The exhibition takes its name from Morrison’s titular essay, in which she discusses the “literary archeology” she employed for constructing the interior lives of her characters. Known for iconic novels such as The Bluest Eye (1970), Song of Solomon (1977), and Beloved (1987), Morrison spent much of her writing career giving voice to generations of the Black community who were historically denied the opportunity. Her characters blaze to life in the pages of these works of literature.
Running through June 4, the exhibition is curated into six categories. “Beginnings” charts Morrison’s emergence as a writer and editor. “It’s interesting to think about the ways in which she was already a success, putting her stamp on the broader literary genre through some of the work she’s editing (at Random House),” said Garcon.

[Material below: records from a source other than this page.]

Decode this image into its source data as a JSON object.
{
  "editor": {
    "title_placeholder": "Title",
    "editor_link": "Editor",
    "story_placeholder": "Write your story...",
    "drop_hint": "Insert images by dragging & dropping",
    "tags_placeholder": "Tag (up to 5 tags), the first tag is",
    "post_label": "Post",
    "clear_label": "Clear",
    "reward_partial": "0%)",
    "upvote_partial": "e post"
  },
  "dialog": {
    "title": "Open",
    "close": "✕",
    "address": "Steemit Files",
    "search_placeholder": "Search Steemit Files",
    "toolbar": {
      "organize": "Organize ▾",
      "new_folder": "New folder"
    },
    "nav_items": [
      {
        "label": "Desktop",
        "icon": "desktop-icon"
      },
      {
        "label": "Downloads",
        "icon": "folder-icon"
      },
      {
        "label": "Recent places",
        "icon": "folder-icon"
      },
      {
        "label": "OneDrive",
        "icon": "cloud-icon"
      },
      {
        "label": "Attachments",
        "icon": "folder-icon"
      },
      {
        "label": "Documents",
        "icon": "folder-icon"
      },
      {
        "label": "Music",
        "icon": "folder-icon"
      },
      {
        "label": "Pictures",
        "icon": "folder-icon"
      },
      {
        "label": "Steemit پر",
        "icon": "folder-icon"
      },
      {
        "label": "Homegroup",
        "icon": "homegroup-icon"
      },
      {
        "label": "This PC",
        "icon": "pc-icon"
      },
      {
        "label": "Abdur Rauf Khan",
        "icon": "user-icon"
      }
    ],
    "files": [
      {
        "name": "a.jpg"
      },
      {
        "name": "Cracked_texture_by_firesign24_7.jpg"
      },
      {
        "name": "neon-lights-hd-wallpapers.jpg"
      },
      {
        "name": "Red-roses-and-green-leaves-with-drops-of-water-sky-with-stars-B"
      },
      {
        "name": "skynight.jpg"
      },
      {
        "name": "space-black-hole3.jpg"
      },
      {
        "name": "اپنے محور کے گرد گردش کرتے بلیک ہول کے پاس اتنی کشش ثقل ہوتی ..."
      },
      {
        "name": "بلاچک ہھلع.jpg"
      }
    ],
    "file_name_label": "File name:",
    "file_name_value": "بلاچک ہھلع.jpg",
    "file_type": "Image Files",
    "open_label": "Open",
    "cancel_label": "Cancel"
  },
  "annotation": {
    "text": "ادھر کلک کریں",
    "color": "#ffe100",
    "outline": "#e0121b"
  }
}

“Each section is an experience of Morrison’s creative process. They all can be their own thing and, in that way, what’s really exciting about it is that they are in conversation with one another. ‘Writing Time’ functions as the spine of the exhibition and is probably one of the standouts,” said Garcon. Featuring three of the author’s day planners, it’s evident that Morrison was writing whenever and wherever she could. There are handwritten notes with travel information, flight times, and work reminders. Snippets of multiple novels she’s working on appear on the pages alongside editorial feedback for authors and a reminder to reach out to Angela Davis about a writing project.
The gem of this particular collection is the only known draft of Song of Solomon, seen in the margins of her planner. “To find what we believe is the only existing draft of Song of Solomon is particularly special and to see the ways she’s writing it alongside just living her daily life. That’s a powerful statement about the ways that people produce…not in sustained, artificial environments. The creative process can be messy and part of a larger lived experience,” said Garcon.